## [Listed records]

------

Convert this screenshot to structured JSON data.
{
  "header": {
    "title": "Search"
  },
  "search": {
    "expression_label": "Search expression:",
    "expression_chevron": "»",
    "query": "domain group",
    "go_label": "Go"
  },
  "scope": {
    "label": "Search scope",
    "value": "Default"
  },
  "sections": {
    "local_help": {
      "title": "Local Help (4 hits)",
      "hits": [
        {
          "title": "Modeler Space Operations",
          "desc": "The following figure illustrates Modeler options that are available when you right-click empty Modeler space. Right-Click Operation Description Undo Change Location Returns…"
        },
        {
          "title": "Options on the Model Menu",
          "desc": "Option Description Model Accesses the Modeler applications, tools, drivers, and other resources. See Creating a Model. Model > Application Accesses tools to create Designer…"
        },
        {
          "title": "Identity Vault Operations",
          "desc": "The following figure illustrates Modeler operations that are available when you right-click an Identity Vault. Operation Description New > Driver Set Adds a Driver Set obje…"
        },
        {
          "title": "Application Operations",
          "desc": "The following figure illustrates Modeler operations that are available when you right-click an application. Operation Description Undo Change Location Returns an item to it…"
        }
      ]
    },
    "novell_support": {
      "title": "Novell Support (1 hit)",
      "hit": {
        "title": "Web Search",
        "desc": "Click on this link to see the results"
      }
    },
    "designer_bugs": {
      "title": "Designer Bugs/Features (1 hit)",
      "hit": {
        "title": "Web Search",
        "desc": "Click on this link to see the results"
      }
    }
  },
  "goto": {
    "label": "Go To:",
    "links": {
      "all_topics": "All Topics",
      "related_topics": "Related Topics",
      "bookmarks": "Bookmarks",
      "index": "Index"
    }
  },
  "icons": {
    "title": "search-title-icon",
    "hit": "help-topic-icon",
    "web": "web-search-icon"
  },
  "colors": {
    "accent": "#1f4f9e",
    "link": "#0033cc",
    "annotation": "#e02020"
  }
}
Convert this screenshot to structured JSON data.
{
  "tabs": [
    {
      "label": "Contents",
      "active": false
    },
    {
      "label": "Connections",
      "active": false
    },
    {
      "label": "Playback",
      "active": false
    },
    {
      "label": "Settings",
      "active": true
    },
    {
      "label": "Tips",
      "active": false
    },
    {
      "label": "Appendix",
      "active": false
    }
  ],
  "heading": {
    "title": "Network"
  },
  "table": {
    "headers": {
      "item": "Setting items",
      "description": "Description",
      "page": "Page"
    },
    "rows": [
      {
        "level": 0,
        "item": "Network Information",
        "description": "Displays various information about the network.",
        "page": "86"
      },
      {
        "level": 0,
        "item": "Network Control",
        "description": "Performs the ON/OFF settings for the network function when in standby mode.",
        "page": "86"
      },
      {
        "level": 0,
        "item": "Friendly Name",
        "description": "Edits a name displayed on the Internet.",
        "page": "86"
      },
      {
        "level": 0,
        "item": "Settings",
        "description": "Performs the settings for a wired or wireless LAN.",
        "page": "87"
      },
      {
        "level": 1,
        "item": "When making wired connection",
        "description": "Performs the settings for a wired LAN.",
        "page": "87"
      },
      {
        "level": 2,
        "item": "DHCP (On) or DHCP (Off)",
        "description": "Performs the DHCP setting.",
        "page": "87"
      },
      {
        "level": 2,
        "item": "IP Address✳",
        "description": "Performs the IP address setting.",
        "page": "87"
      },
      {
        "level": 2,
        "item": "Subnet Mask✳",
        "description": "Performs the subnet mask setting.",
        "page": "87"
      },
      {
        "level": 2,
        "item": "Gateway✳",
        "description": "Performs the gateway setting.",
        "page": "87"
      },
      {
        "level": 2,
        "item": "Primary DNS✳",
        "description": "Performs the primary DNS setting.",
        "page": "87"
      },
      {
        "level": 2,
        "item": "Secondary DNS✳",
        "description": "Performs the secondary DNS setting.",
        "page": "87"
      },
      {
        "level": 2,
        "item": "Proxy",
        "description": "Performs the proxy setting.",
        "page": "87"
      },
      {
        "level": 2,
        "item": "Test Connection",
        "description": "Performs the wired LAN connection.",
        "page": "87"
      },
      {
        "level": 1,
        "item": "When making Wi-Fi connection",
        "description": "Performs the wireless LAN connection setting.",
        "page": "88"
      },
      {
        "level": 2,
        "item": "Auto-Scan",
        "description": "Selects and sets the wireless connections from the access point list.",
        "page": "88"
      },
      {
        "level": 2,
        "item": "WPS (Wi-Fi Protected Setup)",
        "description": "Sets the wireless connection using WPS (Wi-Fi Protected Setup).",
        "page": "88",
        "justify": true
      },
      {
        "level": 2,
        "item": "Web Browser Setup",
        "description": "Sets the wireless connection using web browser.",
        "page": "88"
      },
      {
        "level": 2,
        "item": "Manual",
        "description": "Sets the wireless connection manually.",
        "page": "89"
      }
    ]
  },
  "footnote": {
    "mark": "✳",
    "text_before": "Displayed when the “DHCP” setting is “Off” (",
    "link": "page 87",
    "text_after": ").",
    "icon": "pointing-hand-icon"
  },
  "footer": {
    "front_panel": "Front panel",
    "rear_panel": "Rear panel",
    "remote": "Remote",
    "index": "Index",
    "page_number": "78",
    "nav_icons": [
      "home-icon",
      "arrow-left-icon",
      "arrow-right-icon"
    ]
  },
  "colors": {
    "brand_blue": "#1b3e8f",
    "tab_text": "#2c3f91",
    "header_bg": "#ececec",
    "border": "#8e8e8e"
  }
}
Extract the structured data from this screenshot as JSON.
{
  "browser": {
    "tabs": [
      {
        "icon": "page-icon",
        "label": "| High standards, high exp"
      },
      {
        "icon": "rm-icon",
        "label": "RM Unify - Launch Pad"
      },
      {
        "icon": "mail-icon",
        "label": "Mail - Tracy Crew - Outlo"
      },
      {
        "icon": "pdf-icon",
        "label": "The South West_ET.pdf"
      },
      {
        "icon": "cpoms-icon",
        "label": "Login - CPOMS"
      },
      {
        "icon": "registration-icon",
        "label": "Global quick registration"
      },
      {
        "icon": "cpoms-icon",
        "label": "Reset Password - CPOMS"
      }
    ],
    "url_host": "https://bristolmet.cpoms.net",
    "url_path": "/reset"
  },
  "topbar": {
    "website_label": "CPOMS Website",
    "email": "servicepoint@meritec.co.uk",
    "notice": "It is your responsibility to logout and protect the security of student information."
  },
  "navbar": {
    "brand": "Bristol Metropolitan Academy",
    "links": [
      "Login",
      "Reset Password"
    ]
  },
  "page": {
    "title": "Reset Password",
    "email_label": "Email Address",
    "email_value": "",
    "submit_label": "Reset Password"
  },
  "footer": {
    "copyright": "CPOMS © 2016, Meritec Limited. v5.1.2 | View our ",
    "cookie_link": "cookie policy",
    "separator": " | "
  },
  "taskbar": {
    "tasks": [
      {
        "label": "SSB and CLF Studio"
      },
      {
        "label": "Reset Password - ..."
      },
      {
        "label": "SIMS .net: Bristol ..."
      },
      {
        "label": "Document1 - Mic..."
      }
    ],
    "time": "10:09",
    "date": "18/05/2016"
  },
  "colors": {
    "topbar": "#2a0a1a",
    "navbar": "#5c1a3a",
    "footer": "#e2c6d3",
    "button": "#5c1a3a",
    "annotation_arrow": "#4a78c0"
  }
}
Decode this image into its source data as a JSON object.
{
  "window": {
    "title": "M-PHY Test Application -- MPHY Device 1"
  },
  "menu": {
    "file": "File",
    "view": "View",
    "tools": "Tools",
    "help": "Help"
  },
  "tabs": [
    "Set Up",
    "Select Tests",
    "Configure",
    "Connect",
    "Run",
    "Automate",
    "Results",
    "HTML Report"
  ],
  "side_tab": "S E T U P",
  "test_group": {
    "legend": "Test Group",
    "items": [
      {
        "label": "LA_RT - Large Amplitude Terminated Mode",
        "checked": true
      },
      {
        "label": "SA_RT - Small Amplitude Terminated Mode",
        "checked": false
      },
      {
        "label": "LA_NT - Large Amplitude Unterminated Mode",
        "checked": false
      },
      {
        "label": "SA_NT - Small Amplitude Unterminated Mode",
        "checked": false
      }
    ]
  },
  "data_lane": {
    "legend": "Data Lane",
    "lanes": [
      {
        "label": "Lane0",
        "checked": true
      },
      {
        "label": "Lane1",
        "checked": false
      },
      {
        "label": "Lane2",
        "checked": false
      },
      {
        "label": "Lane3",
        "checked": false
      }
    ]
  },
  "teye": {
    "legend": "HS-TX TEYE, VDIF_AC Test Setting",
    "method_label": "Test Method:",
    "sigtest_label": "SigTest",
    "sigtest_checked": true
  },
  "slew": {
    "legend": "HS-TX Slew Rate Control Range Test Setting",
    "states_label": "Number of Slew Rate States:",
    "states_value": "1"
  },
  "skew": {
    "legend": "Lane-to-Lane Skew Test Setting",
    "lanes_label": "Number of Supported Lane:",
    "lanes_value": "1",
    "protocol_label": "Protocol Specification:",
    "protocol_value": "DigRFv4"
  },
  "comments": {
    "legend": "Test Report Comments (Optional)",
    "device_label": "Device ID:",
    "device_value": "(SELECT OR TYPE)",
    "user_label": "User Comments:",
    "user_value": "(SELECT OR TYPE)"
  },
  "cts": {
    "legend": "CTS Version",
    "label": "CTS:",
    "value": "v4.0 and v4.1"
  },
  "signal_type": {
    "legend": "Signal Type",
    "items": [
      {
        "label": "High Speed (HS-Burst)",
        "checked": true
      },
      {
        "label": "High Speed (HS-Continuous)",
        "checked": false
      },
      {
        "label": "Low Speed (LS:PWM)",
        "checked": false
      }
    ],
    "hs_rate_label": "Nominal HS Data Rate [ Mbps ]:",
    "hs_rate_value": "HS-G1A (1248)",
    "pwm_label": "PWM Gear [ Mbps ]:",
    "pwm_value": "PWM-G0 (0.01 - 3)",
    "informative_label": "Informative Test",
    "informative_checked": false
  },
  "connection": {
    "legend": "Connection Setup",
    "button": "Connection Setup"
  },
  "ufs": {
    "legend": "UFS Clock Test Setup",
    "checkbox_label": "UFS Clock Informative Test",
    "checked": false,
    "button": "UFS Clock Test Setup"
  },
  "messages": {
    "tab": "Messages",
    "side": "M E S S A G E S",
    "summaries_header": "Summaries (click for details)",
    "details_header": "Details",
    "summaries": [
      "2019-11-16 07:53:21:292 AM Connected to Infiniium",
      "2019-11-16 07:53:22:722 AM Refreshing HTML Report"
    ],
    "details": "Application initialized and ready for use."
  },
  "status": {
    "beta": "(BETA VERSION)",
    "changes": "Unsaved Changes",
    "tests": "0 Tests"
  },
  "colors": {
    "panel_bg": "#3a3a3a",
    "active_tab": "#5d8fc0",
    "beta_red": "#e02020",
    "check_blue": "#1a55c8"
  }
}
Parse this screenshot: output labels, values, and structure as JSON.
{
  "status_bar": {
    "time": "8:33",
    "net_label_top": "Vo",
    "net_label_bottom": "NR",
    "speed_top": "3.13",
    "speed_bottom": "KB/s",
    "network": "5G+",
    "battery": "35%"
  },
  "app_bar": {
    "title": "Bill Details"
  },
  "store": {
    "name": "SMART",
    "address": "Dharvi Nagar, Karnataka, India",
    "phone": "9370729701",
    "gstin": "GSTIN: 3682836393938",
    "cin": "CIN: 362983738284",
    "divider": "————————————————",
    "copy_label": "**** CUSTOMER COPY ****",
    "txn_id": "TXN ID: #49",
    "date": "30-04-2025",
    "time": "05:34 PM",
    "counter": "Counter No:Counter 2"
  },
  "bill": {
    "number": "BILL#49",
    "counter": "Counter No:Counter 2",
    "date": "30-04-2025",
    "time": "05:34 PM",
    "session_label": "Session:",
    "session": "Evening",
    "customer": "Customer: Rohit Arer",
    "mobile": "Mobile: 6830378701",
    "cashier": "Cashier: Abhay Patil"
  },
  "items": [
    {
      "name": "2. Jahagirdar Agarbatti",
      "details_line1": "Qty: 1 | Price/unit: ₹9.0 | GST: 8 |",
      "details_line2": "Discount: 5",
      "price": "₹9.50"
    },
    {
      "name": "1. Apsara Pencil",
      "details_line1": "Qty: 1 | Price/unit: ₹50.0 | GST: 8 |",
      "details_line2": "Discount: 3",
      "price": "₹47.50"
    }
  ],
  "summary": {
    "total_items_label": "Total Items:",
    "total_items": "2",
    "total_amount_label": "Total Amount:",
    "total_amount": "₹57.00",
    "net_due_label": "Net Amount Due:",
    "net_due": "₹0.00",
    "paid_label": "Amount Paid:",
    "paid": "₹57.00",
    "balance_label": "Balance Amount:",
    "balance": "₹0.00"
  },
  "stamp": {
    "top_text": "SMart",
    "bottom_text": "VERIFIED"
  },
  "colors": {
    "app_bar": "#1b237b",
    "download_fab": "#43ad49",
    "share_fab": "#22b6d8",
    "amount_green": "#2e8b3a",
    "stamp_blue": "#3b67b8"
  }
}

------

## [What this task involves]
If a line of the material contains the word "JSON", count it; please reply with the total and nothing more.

## [Exercise response]
5